Suffer from the Curse of Perfectionism? 2 Things to Remember

Are you a perfectionist?

Do you seem to continuously revise and refine the things you work on and are never quite satisfied enough with the product?

Do you hold off on acting or moving forward until you have all the information you think you may need and until you get things “just right”?

Do you miss opportunities because of your inaction and constant refinement?

Do you then beat yourself up as you see others moving forward with similar projects and achieving results ahead of you?

While high standards and expectations are important to drive us to achieve excellence, they can also paralyze us to inaction and get in the way of our ultimate success.  Having things be “perfect” can actually serve as an excuse for us to avoid action and disguise a hidden fear of failure.

I have been spending time with and studying successful entrepreneurs lately, some of which have built seven figure businesses from nothing.  The common theme I hear over and over again from them is this—they all have a bias for action and have let go of the notion of being perfect.  One woman I spoke to assured me that taking action, even when something is not 100% but is more like 80%, is  one of her keys to success.

“I focus on excellence and taking action—but never perfection.  Everything is a work in progress so expecting perfection from anything kills forward momentum.   I would rather move forward at 80% excellence and make changes along the way than wait until everything is just perfect to move out.  Nothing is ever perfect and my competitors will benefit from my inaction.”

How often does this happen to you?  Does your expectation of perfection kill your forward movement and progress?  If this sounds at all familiar, here are two simple things to remember.  They may sound obvious but I know from my coaching clients that many of us lose sight of them often.

 1.    Nothing and no-one is perfect

As much as we hate to admit it—we are not perfect.  Everything and everyone has strengths and weaknesses.  Light and dark.  Good days and bad days.  And “perfect” is a notion that is created by us humans to denote a self-imposed standard.  What is considered “perfect” or “ideal” by one person or group may not be so for another.  So while setting high standards is indeed a good thing—beating yourself up for never quite measuring up to them is another.  Continuously aiming to improve, to do better, and to be better is a noble and meaningful pursuit.  But when that pursuit results in waiting to move forward or experience things until perfection is reached, that pursuit becomes an excuse for inaction.   It often disguises a fear of failure.  We’d rather sit back and watch others fail while we perfect things, than risk actually doing something and falling short.

A poignant example of what I mean here is the case of a woman who would not go to the gym to work out until she was able to look like her notion of “perfect” in her workout clothes.  (No, I am not kidding.)  Although some can see her as someone with a goal—what I know is that it is seven years later and she still doesn’t go to the gym.  She is still waiting to be “perfect”…

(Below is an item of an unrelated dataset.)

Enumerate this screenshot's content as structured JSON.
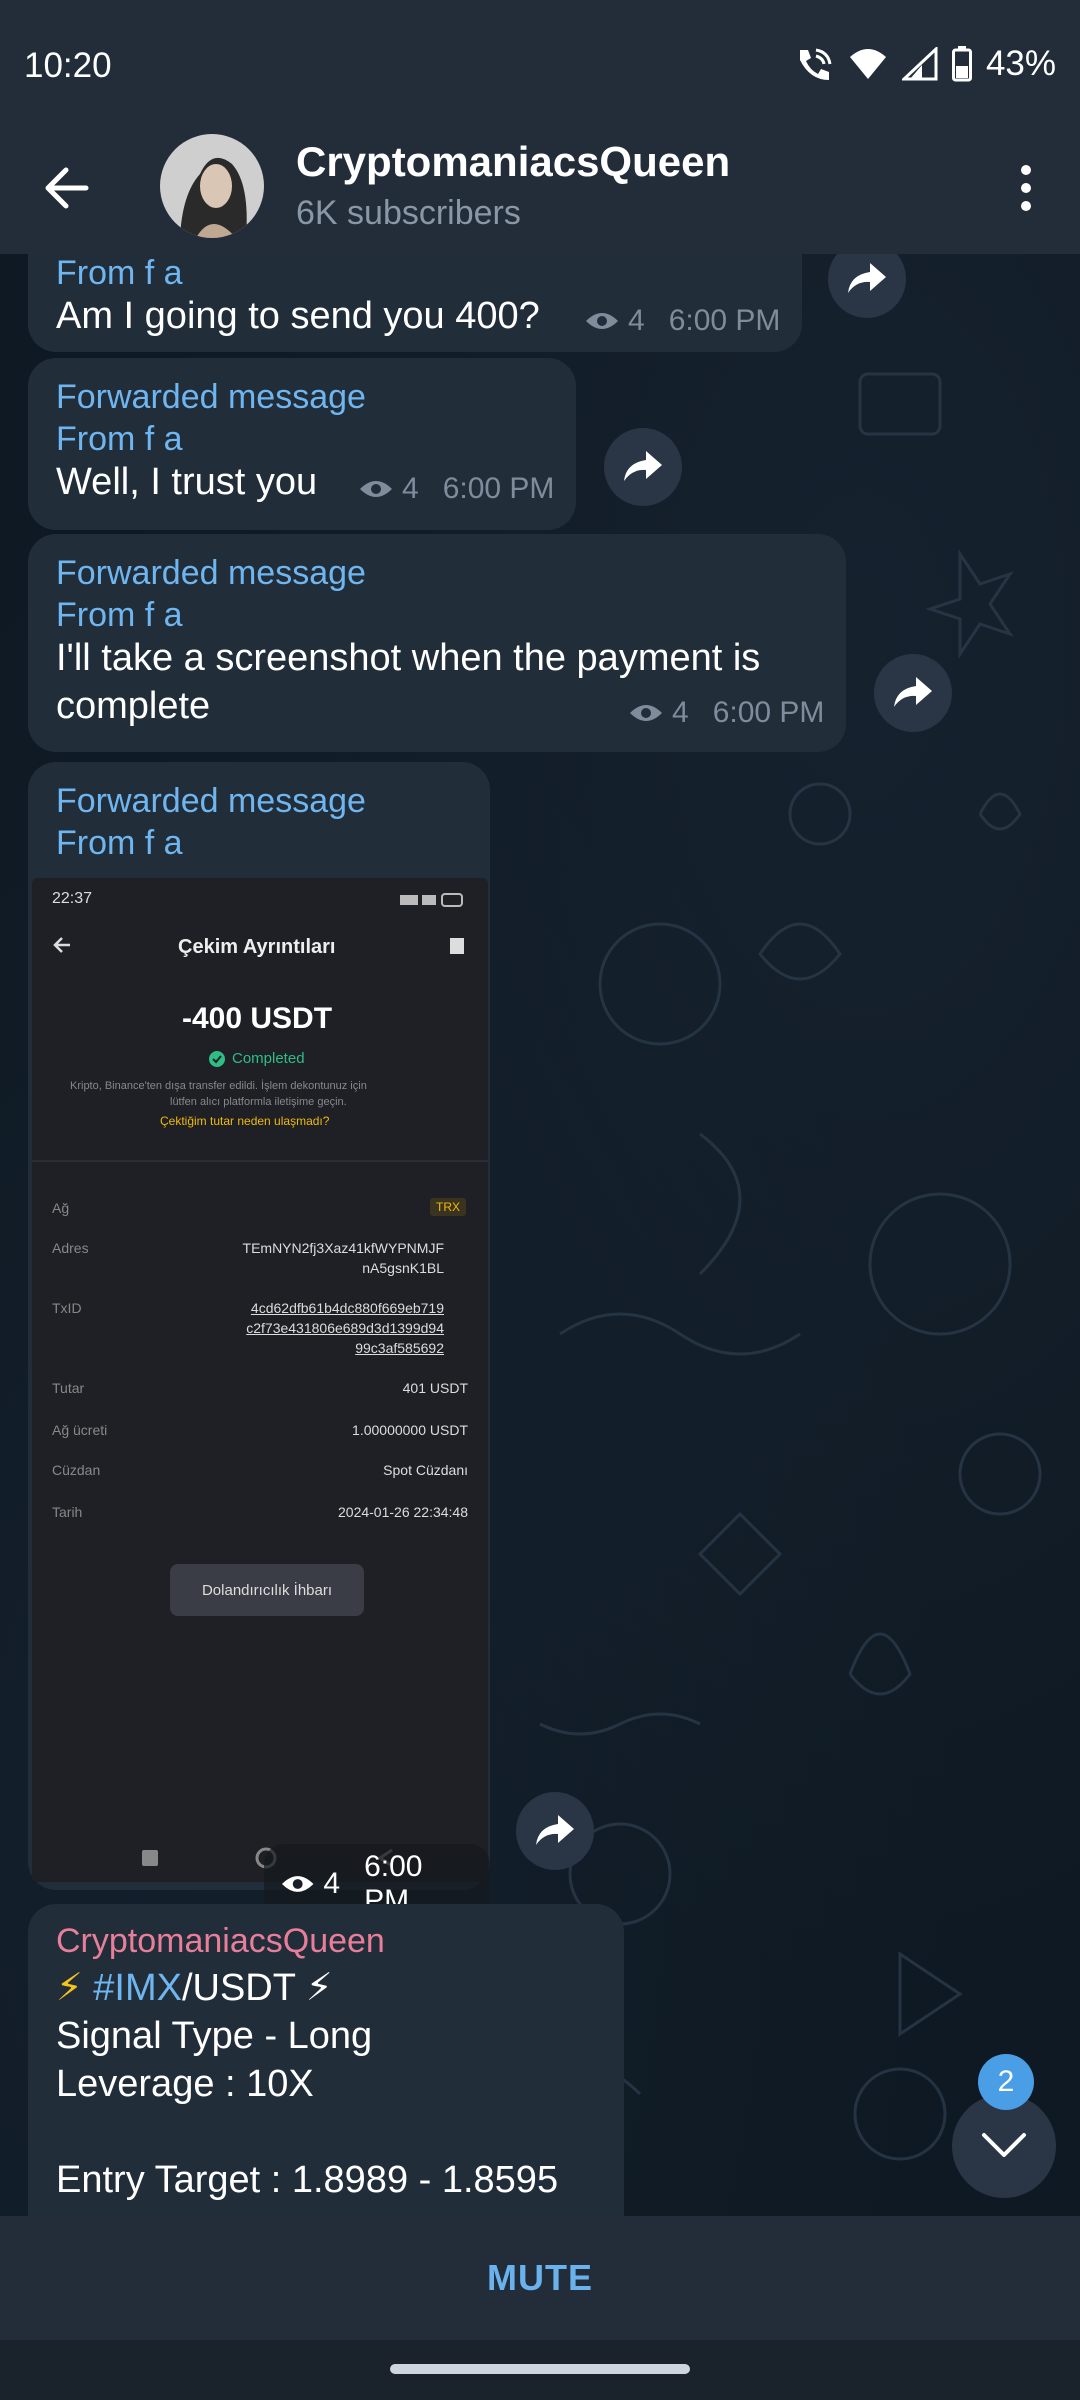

2.    Meaningful movement forward trumps being forever stuck on the sidelines

The famous quote by Theodore Roosevelt says it all here.

“It is not the critic who counts; not the man who points out how the strong man stumbles, or where the doer of deeds could have done them better. The credit belongs to the man who is actually in the arena, whose face is marred by dust and sweat and blood; who strives valiantly; who errs, who comes short again and again, because there is no effort without error and shortcoming; but who does actually strive to do the deeds; who knows great enthusiasms, the great devotions; who spends himself in a worthy cause; who at the best knows in the end the triumph of high achievement, and who at the worst, if he fails, at least fails while daring greatly, so that his place shall never be with those cold and timid souls who neither know victory nor defeat.”

The curse of perfectionism is a self-imposed choice.

Isn’t it time to stop trying to be perfect and to just get into the arena?

 

I’d love to hear from you with your experiences.  Send me a note or leave me a comment with your thoughts…